#### [Problem to solve]
Repeat all the records, precisely as given.

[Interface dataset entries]

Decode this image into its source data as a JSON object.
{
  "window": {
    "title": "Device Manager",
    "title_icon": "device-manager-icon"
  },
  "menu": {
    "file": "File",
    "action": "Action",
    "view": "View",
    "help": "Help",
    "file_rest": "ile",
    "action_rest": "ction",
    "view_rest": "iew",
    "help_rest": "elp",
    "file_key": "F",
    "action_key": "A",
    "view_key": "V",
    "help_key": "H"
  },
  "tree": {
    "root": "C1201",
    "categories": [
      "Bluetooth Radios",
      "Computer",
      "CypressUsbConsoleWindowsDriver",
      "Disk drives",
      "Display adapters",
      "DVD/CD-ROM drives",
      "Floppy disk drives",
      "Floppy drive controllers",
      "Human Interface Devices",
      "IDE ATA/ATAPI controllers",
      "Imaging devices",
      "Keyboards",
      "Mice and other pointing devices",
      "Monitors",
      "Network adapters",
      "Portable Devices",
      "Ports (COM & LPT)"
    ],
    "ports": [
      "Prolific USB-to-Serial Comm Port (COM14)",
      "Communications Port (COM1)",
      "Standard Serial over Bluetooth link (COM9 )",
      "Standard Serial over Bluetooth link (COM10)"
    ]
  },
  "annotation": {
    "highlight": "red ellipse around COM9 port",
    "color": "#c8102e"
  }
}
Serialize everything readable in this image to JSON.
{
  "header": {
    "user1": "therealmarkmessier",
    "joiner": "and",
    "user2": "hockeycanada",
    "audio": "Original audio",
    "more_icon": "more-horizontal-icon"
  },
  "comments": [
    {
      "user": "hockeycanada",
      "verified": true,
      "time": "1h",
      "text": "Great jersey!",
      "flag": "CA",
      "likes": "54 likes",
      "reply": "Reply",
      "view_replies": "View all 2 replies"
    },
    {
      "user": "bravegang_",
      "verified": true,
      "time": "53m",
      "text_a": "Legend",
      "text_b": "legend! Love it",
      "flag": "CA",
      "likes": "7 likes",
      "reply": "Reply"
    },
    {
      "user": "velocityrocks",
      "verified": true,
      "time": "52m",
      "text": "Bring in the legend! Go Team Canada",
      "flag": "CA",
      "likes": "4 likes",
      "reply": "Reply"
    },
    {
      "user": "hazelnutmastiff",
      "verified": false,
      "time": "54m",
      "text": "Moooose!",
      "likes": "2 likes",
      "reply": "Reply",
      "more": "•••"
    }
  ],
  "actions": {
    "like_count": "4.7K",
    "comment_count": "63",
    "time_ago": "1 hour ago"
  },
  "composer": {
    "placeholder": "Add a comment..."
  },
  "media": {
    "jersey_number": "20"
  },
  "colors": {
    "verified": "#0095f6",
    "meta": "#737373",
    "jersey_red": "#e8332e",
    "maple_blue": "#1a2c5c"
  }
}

#### [Solution to this task]
Decode this image into its source data as a JSON object.
{
  "window": {
    "title": "Device Manager",
    "title_icon": "device-manager-icon"
  },
  "menu": {
    "file": "File",
    "action": "Action",
    "view": "View",
    "help": "Help",
    "file_rest": "ile",
    "action_rest": "ction",
    "view_rest": "iew",
    "help_rest": "elp",
    "file_key": "F",
    "action_key": "A",
    "view_key": "V",
    "help_key": "H"
  },
  "tree": {
    "root": "C1201",
    "categories": [
      "Bluetooth Radios",
      "Computer",
      "CypressUsbConsoleWindowsDriver",
      "Disk drives",
      "Display adapters",
      "DVD/CD-ROM drives",
      "Floppy disk drives",
      "Floppy drive controllers",
      "Human Interface Devices",
      "IDE ATA/ATAPI controllers",
      "Imaging devices",
      "Keyboards",
      "Mice and other pointing devices",
      "Monitors",
      "Network adapters",
      "Portable Devices",
      "Ports (COM & LPT)"
    ],
    "ports": [
      "Prolific USB-to-Serial Comm Port (COM14)",
      "Communications Port (COM1)",
      "Standard Serial over Bluetooth link (COM9 )",
      "Standard Serial over Bluetooth link (COM10)"
    ]
  },
  "annotation": {
    "highlight": "red ellipse around COM9 port",
    "color": "#c8102e"
  }
}
Serialize everything readable in this image to JSON.
{
  "header": {
    "user1": "therealmarkmessier",
    "joiner": "and",
    "user2": "hockeycanada",
    "audio": "Original audio",
    "more_icon": "more-horizontal-icon"
  },
  "comments": [
    {
      "user": "hockeycanada",
      "verified": true,
      "time": "1h",
      "text": "Great jersey!",
      "flag": "CA",
      "likes": "54 likes",
      "reply": "Reply",
      "view_replies": "View all 2 replies"
    },
    {
      "user": "bravegang_",
      "verified": true,
      "time": "53m",
      "text_a": "Legend",
      "text_b": "legend! Love it",
      "flag": "CA",
      "likes": "7 likes",
      "reply": "Reply"
    },
    {
      "user": "velocityrocks",
      "verified": true,
      "time": "52m",
      "text": "Bring in the legend! Go Team Canada",
      "flag": "CA",
      "likes": "4 likes",
      "reply": "Reply"
    },
    {
      "user": "hazelnutmastiff",
      "verified": false,
      "time": "54m",
      "text": "Moooose!",
      "likes": "2 likes",
      "reply": "Reply",
      "more": "•••"
    }
  ],
  "actions": {
    "like_count": "4.7K",
    "comment_count": "63",
    "time_ago": "1 hour ago"
  },
  "composer": {
    "placeholder": "Add a comment..."
  },
  "media": {
    "jersey_number": "20"
  },
  "colors": {
    "verified": "#0095f6",
    "meta": "#737373",
    "jersey_red": "#e8332e",
    "maple_blue": "#1a2c5c"
  }
}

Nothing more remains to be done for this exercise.